Page and application data records:
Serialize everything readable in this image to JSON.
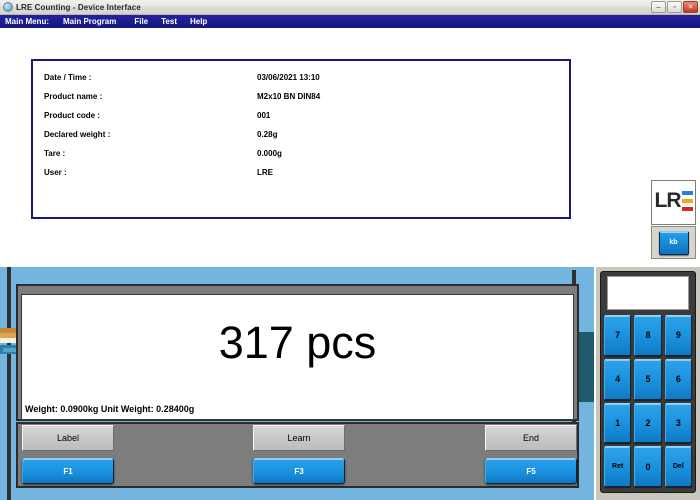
{
  "window": {
    "title": "LRE Counting - Device Interface",
    "icon": "app-icon",
    "minimize": "–",
    "maximize": "▫",
    "close": "✕"
  },
  "menubar": {
    "label": "Main Menu:",
    "items": [
      {
        "label": "Main Program"
      },
      {
        "label": "File"
      },
      {
        "label": "Test"
      },
      {
        "label": "Help"
      }
    ]
  },
  "info_panel": {
    "rows": [
      {
        "label": "Date / Time :",
        "value": "03/06/2021 13:10"
      },
      {
        "label": "Product name :",
        "value": "M2x10 BN DIN84"
      },
      {
        "label": "Product code :",
        "value": "001"
      },
      {
        "label": "Declared weight :",
        "value": "0.28g"
      },
      {
        "label": "Tare :",
        "value": "0.000g"
      },
      {
        "label": "User :",
        "value": "LRE"
      }
    ],
    "border_color": "#181880"
  },
  "logo": {
    "text": "LR",
    "bars": [
      {
        "color": "#2b7fd4"
      },
      {
        "color": "#f0a81e"
      },
      {
        "color": "#e0241c"
      }
    ],
    "kb_button": "kb"
  },
  "device": {
    "screen": {
      "count": "317 pcs",
      "weight_line": "Weight:  0.0900kg  Unit Weight: 0.28400g"
    },
    "buttons": [
      {
        "label": "Label",
        "fkey": "F1"
      },
      {
        "label": "Learn",
        "fkey": "F3"
      },
      {
        "label": "End",
        "fkey": "F5"
      }
    ],
    "body_color": "#74b5e0",
    "accent_color": "#1b93e0"
  },
  "keypad": {
    "display_value": "",
    "keys": [
      {
        "label": "7"
      },
      {
        "label": "8"
      },
      {
        "label": "9"
      },
      {
        "label": "4"
      },
      {
        "label": "5"
      },
      {
        "label": "6"
      },
      {
        "label": "1"
      },
      {
        "label": "2"
      },
      {
        "label": "3"
      },
      {
        "label": "Ret"
      },
      {
        "label": "0"
      },
      {
        "label": "Del"
      }
    ]
  }
}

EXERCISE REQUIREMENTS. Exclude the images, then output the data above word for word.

COMPLETED EXERCISE.
Serialize everything readable in this image to JSON.
{
  "window": {
    "title": "LRE Counting - Device Interface",
    "icon": "app-icon",
    "minimize": "–",
    "maximize": "▫",
    "close": "✕"
  },
  "menubar": {
    "label": "Main Menu:",
    "items": [
      {
        "label": "Main Program"
      },
      {
        "label": "File"
      },
      {
        "label": "Test"
      },
      {
        "label": "Help"
      }
    ]
  },
  "info_panel": {
    "rows": [
      {
        "label": "Date / Time :",
        "value": "03/06/2021 13:10"
      },
      {
        "label": "Product name :",
        "value": "M2x10 BN DIN84"
      },
      {
        "label": "Product code :",
        "value": "001"
      },
      {
        "label": "Declared weight :",
        "value": "0.28g"
      },
      {
        "label": "Tare :",
        "value": "0.000g"
      },
      {
        "label": "User :",
        "value": "LRE"
      }
    ],
    "border_color": "#181880"
  },
  "logo": {
    "text": "LR",
    "bars": [
      {
        "color": "#2b7fd4"
      },
      {
        "color": "#f0a81e"
      },
      {
        "color": "#e0241c"
      }
    ],
    "kb_button": "kb"
  },
  "device": {
    "screen": {
      "count": "317 pcs",
      "weight_line": "Weight:  0.0900kg  Unit Weight: 0.28400g"
    },
    "buttons": [
      {
        "label": "Label",
        "fkey": "F1"
      },
      {
        "label": "Learn",
        "fkey": "F3"
      },
      {
        "label": "End",
        "fkey": "F5"
      }
    ],
    "body_color": "#74b5e0",
    "accent_color": "#1b93e0"
  },
  "keypad": {
    "display_value": "",
    "keys": [
      {
        "label": "7"
      },
      {
        "label": "8"
      },
      {
        "label": "9"
      },
      {
        "label": "4"
      },
      {
        "label": "5"
      },
      {
        "label": "6"
      },
      {
        "label": "1"
      },
      {
        "label": "2"
      },
      {
        "label": "3"
      },
      {
        "label": "Ret"
      },
      {
        "label": "0"
      },
      {
        "label": "Del"
      }
    ]
  }
}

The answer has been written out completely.